My Take On Allies and Enemies: Fallen
One of my all-time favorite TV shows — I have the entire series on DVD & have re-watched from beginning to end several times — is Farscape. It was fun and rather inventive, I thought, in how it told an over-arching story. Things like cloning Crichton so when the group split up he could be with both parties (and thus creating a truly unique love triangle with Officer Aeryn Sun).
This book, Allies and Enemies: Fallen by Amy J. Murphy, has a distinctly Farscape feel to it. Some of the elements are very similar to the TV show, but I’m not suggesting this is intentional on the author’s part. Much is also very different. What isn’t different, though, was my enjoyment — especially when the author surprised me by taking the story in unexpected directions.
Part One of the book serves as an extended prologue. It takes place in the immediate aftermath of a failed military operation to quell a rebellion on a planet at the fringe of a repressive and socially stratified empire. Commander Sela Tyron, who led the operation, is a “breeder” — a military caste serving the whims of the upper class “cresters.” Movement between the upper and middle (commoner) classes is possible — Sela’s commanding officer Captain Jon Veradin and his sister are examples — but not for breeders.
Sela and Veradin don’t realize something bigger is happening than simply a failed military operation, but they begin to slowly piece things together with the help of Erelah, Jon’s sister. To say more than that would be to spoil the fun for new readers. The first of a trilogy, Allies and Enemies; Fallen doesn’t end on a cliffhanger (some folks get so upset when that happens) but for me there is no question about getting the other books to find out how the story plays out. The characters are well-drawn and interesting and the action scenes suitably exciting.
One final note: outside of a short introduction to Part Two, most background information on the larger picture of the Regime comes in dribs and drabs through character interaction or internal dialogue.
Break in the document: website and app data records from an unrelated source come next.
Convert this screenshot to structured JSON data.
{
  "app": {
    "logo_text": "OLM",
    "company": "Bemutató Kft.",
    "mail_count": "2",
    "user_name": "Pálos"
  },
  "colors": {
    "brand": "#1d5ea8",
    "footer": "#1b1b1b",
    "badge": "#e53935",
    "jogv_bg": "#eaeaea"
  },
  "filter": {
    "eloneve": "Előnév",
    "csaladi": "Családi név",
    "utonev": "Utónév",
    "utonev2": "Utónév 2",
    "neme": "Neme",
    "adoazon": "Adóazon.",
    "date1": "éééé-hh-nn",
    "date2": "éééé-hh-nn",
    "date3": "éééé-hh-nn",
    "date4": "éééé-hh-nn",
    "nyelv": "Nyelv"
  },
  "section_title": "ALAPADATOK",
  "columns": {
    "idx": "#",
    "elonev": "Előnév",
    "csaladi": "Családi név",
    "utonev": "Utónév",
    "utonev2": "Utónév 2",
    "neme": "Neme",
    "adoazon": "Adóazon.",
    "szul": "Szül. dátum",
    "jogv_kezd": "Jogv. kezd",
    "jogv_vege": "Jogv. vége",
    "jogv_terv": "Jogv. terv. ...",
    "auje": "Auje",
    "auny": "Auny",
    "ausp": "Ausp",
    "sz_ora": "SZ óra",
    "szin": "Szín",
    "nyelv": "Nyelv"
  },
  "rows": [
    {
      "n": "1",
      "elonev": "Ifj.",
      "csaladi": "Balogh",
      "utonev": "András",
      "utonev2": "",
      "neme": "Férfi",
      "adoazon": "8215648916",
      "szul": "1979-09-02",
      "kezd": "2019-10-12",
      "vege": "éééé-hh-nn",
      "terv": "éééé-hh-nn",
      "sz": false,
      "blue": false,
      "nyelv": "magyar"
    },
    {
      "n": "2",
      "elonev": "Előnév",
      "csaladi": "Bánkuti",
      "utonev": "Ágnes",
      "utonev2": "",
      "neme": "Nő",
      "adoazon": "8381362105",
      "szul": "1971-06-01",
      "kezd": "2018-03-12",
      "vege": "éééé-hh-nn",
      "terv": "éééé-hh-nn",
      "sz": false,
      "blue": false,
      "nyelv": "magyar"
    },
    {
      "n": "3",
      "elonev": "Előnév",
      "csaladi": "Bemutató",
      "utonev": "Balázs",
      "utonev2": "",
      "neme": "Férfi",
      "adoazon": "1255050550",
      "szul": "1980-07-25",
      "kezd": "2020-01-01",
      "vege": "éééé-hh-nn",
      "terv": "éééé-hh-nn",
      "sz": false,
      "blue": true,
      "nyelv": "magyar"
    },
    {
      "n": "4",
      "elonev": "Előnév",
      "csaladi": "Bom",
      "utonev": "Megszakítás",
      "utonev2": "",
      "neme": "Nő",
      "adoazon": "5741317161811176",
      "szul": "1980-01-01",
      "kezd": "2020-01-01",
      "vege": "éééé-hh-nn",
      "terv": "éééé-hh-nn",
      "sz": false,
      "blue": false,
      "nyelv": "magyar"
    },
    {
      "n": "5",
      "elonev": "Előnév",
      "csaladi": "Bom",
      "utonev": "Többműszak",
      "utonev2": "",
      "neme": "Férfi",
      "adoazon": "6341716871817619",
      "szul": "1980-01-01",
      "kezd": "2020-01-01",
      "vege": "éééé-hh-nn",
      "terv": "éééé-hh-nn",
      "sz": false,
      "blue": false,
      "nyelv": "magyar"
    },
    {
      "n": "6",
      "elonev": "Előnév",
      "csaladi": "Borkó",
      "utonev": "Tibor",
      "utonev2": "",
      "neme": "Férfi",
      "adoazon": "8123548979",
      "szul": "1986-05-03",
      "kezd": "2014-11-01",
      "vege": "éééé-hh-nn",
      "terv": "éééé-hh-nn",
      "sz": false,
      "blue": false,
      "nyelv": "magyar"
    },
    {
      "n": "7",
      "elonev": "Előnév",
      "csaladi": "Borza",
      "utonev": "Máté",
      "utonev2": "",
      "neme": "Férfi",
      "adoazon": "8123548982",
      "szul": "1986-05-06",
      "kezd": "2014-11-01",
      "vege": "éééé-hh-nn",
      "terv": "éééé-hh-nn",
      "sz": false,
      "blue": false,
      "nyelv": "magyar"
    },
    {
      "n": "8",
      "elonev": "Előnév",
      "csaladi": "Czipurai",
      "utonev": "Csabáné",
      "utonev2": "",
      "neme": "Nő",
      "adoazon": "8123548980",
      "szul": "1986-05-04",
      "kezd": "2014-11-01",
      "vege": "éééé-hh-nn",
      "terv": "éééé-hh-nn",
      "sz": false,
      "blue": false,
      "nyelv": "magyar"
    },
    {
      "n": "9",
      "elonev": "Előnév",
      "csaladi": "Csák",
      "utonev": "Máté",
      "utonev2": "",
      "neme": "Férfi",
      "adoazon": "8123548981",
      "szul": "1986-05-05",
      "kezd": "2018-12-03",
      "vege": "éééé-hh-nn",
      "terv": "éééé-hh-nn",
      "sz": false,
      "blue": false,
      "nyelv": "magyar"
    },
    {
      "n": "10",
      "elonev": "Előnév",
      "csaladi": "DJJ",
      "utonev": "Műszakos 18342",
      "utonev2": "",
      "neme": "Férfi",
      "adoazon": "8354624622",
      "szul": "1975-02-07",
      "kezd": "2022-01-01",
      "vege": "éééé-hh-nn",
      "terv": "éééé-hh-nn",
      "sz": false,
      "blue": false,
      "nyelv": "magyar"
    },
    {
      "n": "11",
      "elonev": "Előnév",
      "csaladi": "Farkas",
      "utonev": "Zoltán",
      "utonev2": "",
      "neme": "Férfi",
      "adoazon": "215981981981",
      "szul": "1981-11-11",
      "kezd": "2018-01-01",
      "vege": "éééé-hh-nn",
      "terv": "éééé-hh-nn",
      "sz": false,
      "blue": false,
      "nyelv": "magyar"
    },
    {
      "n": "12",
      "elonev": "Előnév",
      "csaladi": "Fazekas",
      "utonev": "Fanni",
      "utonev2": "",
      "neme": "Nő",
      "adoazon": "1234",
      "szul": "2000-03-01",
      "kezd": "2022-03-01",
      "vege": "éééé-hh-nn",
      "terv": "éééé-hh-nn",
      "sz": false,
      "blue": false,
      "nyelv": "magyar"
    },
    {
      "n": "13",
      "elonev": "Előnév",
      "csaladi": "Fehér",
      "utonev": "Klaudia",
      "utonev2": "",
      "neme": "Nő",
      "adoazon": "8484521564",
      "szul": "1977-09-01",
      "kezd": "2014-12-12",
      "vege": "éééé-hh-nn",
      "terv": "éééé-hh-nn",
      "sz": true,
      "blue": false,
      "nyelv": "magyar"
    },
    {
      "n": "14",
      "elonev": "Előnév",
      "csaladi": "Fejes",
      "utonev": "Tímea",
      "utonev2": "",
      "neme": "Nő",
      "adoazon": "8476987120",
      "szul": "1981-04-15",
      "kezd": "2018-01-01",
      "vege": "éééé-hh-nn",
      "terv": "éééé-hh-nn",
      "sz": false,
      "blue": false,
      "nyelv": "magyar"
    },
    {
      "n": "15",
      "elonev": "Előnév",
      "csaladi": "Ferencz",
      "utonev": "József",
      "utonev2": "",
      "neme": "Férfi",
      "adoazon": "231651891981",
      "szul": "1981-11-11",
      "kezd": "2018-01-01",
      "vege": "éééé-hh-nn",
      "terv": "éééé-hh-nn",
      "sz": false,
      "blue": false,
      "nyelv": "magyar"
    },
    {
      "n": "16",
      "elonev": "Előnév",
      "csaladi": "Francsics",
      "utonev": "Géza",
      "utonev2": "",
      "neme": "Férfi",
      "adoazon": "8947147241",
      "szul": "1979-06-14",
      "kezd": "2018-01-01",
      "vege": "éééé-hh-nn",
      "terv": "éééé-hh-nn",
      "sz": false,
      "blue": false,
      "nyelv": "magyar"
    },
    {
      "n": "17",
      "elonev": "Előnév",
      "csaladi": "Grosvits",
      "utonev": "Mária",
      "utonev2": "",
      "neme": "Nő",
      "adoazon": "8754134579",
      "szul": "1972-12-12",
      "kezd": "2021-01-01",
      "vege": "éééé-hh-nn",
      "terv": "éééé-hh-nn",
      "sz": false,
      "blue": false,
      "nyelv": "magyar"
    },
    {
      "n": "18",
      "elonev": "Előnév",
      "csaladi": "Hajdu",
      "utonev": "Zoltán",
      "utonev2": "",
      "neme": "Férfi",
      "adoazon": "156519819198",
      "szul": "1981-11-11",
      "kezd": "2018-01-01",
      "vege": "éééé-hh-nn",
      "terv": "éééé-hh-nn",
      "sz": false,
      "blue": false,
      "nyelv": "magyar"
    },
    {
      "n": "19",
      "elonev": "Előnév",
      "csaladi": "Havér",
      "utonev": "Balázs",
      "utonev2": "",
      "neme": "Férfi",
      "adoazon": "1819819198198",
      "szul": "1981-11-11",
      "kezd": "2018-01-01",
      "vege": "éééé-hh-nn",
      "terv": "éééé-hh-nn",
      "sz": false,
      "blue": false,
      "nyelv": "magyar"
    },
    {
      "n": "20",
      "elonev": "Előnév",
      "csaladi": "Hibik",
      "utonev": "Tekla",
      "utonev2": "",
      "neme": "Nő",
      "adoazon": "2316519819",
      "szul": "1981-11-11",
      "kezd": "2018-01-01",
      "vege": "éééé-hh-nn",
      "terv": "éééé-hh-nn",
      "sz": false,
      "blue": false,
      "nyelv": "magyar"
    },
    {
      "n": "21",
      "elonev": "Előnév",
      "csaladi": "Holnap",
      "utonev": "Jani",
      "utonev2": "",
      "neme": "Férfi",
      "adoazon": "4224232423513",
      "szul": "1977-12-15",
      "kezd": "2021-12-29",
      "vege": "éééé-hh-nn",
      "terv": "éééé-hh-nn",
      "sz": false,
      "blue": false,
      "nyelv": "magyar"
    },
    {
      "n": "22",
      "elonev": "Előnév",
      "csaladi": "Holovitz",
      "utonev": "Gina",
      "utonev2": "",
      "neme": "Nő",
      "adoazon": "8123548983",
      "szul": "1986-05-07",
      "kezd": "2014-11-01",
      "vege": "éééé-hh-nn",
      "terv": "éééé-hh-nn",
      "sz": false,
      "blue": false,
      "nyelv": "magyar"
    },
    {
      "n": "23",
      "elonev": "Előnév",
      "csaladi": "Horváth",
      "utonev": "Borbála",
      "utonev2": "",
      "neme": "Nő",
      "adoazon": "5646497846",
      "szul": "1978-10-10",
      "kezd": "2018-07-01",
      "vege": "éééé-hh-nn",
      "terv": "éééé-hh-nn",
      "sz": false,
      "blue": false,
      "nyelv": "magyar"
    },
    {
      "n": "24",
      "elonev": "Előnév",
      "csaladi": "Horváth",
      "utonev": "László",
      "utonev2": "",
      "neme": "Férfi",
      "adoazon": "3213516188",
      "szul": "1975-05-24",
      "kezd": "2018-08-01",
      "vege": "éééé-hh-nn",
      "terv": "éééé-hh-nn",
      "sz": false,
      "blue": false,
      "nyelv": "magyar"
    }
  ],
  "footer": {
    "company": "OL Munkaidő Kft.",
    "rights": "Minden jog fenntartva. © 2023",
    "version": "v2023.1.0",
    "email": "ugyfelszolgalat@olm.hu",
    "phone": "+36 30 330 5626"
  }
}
This approach means information is provided with little or no immediate context, and it can be a bit confusing trying to piece together how it fits into the larger scheme. Still, I prefer this method much more than pausing the action to reveal expository info.
In sum, Allies and Enemies: Fallen is a great read, perfect for the beach or curling up on a rainy day. But don’t be surprised if, like me, you end up buying the next entry in the series as soon as you’re done.